Only the lines containing the string "Type" are needed; copy all of them from the listing.

══ DATASET CONTENT

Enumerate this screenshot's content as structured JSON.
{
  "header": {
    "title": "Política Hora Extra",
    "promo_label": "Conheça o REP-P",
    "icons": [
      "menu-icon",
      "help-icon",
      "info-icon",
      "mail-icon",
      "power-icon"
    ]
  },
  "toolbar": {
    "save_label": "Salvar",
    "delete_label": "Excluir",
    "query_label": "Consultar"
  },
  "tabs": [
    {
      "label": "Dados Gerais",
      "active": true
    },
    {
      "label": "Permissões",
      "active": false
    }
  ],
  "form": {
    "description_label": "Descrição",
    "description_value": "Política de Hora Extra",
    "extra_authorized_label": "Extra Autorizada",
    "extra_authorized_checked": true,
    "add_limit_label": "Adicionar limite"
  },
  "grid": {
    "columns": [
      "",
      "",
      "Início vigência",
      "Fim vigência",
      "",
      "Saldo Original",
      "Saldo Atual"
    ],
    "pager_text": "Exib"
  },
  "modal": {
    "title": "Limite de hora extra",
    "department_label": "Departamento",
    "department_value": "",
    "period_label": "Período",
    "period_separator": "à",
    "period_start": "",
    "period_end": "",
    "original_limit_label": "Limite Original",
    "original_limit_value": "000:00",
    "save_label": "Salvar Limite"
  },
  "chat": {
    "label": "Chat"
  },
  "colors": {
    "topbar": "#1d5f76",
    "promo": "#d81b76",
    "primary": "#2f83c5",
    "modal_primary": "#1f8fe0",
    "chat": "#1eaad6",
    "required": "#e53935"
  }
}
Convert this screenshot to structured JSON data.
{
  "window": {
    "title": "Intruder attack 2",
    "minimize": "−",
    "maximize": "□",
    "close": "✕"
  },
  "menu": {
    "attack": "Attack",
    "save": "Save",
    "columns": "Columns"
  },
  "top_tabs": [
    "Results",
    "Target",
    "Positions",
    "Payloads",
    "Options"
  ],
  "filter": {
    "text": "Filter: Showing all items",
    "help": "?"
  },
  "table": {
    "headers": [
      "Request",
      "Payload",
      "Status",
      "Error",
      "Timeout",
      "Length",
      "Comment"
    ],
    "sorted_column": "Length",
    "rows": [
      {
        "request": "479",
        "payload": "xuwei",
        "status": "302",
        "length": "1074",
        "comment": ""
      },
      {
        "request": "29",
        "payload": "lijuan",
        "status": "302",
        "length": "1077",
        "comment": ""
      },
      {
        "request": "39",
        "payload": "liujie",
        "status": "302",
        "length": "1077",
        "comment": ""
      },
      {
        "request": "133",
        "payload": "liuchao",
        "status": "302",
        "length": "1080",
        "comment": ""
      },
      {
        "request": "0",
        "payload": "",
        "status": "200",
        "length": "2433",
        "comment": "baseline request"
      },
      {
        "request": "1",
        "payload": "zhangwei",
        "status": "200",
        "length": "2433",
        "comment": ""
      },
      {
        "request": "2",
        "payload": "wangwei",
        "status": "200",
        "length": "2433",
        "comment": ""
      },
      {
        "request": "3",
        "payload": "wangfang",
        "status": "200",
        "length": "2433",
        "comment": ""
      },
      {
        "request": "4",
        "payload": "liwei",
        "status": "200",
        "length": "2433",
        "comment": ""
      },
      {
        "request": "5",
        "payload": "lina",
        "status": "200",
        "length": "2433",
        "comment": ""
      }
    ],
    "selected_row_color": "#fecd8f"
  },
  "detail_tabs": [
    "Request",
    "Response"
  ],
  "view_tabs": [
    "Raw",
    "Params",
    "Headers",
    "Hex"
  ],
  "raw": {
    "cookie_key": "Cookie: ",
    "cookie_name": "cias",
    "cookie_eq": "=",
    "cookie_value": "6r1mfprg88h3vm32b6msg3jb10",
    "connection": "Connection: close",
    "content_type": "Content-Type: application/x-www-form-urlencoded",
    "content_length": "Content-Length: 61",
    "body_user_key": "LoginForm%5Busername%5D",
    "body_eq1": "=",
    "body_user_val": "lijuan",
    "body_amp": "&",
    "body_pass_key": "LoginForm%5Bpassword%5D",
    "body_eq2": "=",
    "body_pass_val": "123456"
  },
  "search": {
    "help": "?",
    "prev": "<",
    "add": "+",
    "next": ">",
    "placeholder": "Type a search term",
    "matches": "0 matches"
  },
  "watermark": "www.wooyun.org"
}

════

RESPONSE TO THIS EXERCISE —
    "content_type": "Content-Type: application/x-www-form-urlencoded",
    "placeholder": "Type a search term",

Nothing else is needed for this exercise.